DATA FOR REVIEW |
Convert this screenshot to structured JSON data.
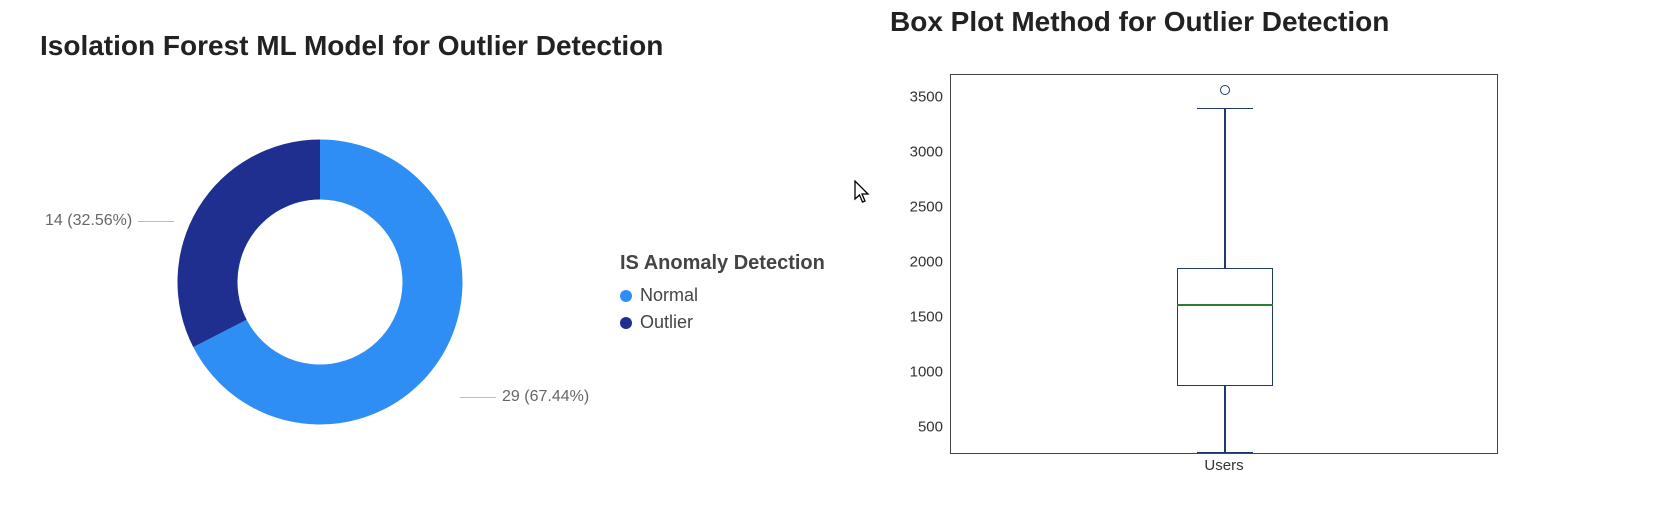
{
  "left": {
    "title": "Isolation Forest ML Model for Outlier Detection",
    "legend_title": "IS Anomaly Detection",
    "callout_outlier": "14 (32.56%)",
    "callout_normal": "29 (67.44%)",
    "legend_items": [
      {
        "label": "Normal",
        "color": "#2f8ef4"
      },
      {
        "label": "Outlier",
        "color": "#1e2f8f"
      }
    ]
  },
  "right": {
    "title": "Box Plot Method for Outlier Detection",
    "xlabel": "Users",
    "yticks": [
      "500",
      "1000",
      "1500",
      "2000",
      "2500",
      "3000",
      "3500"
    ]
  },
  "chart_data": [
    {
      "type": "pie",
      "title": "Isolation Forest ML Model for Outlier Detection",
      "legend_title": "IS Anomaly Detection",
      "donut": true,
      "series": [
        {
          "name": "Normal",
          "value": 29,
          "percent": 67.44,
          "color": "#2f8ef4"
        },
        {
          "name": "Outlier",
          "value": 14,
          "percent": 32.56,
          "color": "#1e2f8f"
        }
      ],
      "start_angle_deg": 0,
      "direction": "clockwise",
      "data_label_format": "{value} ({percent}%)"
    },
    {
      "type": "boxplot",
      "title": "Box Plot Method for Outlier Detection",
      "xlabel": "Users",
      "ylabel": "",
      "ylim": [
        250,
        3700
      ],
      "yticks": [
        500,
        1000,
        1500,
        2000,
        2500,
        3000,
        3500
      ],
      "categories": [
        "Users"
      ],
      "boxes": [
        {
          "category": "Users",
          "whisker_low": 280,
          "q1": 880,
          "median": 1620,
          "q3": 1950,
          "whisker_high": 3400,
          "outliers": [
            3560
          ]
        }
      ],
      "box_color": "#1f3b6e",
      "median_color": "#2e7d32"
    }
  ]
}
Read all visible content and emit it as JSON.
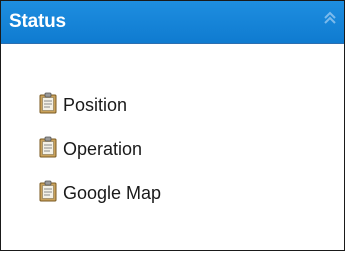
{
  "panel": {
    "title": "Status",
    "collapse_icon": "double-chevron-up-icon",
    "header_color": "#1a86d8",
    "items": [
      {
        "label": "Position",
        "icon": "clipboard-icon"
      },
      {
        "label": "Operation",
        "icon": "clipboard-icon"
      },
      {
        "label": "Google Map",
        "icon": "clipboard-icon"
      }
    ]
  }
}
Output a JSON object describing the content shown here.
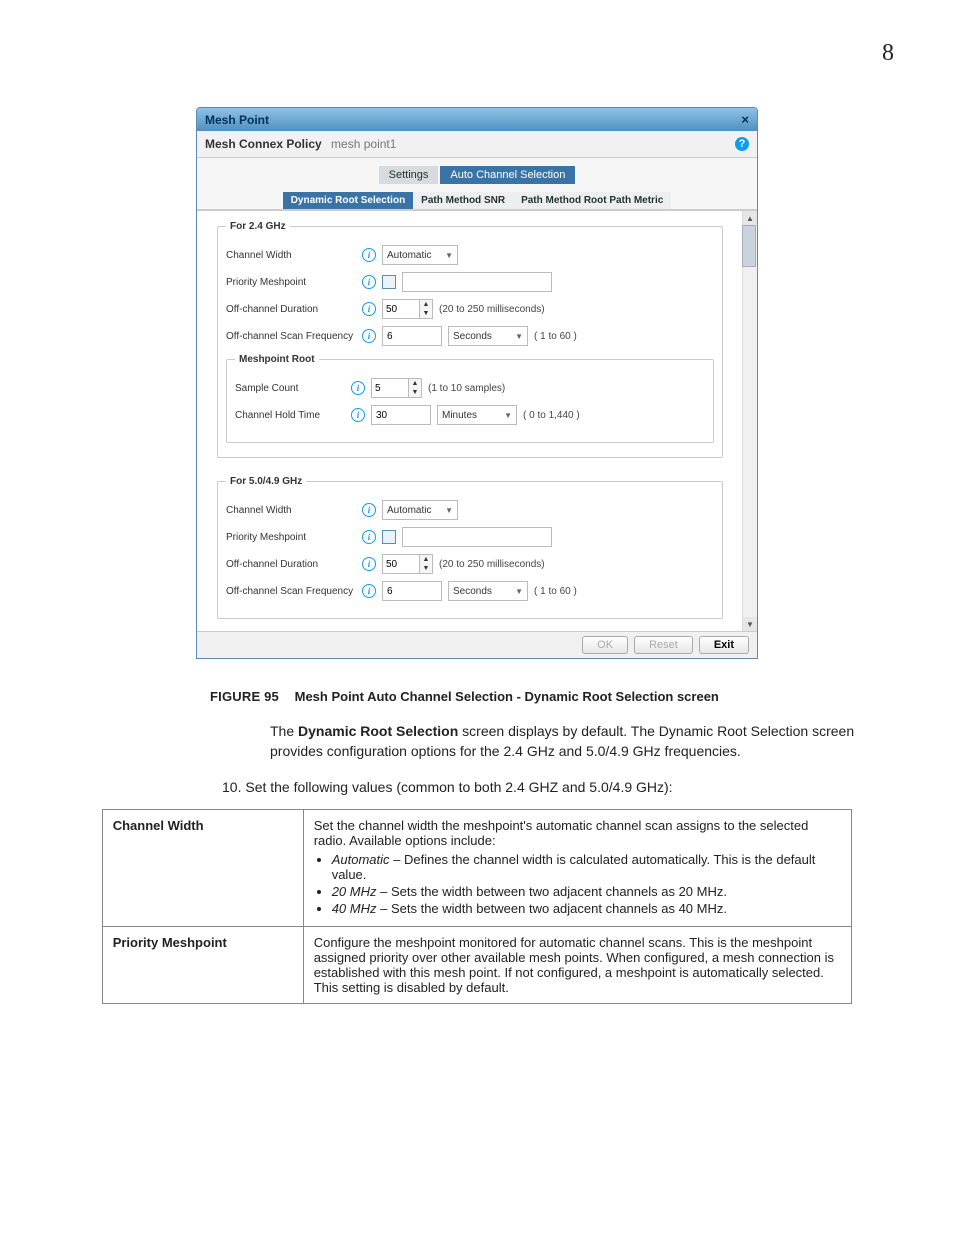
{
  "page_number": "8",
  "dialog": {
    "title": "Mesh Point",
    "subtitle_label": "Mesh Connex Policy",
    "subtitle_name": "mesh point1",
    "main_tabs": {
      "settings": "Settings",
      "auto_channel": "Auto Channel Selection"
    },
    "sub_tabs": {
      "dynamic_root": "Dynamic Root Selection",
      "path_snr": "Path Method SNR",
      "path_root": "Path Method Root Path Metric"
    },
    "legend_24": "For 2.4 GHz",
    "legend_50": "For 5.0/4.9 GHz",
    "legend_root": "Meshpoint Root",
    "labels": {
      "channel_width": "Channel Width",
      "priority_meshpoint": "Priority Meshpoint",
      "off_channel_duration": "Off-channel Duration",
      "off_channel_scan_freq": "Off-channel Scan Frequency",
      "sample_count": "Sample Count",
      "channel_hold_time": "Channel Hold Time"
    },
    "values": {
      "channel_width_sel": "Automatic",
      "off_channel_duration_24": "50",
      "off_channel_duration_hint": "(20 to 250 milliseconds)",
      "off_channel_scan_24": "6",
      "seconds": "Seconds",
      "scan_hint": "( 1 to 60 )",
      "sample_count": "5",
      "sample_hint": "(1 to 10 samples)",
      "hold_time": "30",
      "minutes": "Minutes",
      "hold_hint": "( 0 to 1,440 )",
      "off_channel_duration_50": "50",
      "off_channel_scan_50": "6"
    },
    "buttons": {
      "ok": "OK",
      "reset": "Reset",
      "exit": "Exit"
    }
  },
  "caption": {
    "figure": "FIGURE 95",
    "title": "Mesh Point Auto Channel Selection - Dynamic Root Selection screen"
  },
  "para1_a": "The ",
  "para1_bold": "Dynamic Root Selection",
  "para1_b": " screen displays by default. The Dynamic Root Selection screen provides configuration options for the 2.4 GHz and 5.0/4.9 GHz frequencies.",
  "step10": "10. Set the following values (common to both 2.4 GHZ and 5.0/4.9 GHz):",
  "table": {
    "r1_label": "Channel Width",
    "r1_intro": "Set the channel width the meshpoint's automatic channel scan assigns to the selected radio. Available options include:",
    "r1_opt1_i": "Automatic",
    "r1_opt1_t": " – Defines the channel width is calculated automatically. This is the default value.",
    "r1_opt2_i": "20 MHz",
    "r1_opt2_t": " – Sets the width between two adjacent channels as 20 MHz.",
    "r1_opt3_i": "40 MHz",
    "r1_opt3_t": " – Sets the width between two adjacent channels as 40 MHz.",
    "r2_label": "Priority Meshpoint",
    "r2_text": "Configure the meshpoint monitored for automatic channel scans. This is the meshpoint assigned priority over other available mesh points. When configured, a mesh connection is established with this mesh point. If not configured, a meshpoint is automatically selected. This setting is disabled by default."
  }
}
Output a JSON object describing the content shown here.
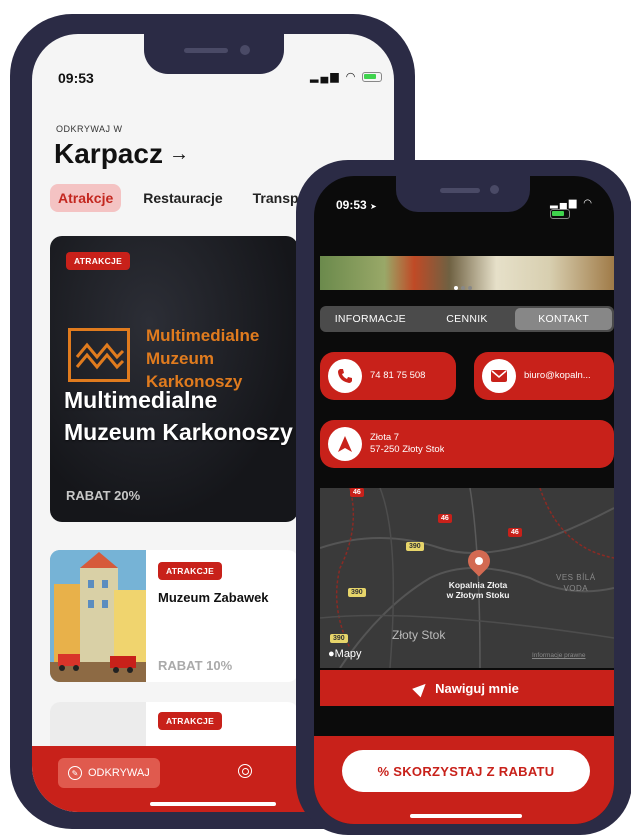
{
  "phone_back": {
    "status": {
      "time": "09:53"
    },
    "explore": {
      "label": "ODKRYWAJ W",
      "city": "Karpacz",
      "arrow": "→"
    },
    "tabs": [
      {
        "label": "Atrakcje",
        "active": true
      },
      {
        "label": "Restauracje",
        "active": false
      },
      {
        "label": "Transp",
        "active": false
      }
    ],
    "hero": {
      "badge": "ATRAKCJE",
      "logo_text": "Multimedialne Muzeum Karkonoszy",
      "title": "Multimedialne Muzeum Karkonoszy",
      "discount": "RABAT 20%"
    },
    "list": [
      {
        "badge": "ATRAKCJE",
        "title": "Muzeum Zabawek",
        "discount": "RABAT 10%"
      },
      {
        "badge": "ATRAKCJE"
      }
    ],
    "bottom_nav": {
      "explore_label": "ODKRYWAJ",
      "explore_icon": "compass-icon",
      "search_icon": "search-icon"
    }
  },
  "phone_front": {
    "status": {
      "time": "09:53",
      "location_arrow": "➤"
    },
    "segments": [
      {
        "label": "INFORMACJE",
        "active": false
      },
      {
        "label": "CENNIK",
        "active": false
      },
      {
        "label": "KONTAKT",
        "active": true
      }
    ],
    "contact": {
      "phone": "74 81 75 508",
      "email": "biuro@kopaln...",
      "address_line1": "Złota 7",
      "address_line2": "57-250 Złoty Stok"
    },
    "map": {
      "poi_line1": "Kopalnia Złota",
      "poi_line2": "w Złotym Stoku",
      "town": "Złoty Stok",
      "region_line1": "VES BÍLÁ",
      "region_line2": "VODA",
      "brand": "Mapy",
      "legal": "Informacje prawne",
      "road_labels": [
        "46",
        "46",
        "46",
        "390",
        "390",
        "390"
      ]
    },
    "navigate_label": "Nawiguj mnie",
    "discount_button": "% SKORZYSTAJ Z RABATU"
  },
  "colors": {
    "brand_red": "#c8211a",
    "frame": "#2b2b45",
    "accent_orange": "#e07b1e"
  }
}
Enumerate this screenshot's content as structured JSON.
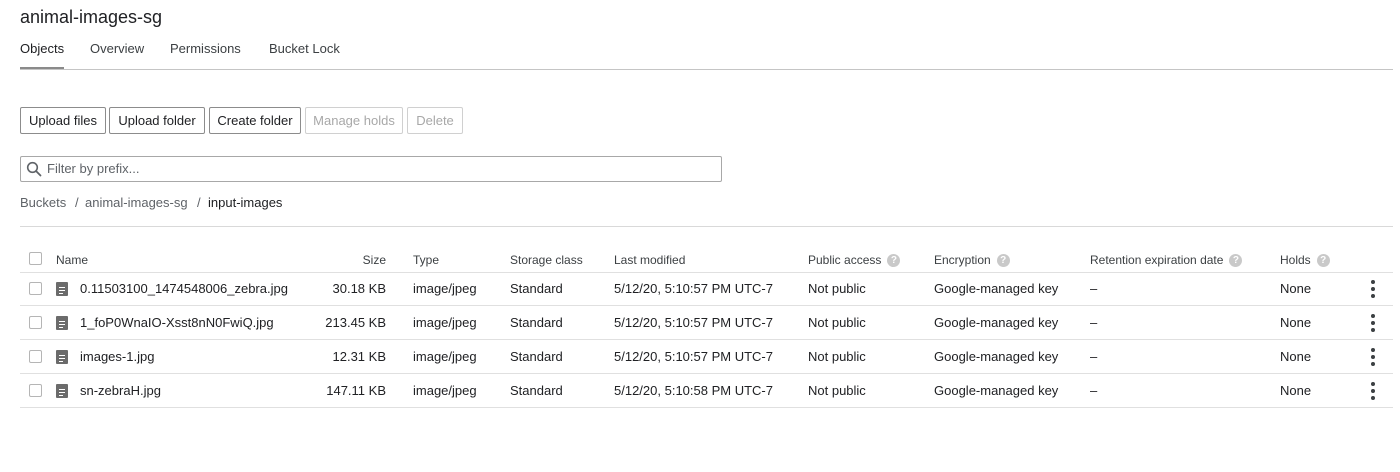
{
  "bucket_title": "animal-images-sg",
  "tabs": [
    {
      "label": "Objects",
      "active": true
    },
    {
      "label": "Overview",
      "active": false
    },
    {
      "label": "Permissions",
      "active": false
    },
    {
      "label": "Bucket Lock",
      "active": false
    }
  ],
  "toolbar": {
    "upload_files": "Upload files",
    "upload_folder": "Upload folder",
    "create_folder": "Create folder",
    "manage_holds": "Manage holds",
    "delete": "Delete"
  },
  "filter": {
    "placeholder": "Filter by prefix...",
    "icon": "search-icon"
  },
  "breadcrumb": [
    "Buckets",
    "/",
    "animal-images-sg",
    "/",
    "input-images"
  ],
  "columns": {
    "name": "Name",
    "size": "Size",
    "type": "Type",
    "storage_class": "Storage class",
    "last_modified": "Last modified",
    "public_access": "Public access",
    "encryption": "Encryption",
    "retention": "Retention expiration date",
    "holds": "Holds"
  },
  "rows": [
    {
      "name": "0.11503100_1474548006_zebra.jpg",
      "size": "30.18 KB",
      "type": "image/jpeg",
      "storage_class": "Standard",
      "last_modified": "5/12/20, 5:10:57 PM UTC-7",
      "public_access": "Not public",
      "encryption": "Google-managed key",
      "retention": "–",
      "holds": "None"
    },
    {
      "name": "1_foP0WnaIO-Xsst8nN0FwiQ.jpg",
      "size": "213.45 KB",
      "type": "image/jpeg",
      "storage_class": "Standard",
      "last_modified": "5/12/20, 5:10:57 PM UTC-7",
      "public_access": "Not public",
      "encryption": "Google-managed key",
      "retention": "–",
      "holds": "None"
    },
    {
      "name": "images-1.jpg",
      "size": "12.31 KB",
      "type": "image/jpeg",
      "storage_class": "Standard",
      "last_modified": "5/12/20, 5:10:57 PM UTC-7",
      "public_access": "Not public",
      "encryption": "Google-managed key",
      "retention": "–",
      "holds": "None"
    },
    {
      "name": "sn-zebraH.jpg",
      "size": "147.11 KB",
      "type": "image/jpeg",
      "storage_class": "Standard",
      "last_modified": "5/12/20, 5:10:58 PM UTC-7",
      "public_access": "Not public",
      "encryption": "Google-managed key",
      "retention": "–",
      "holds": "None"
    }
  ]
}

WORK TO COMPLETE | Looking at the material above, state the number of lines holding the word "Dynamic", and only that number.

SOLUTION FOR THIS PROBLEM | 4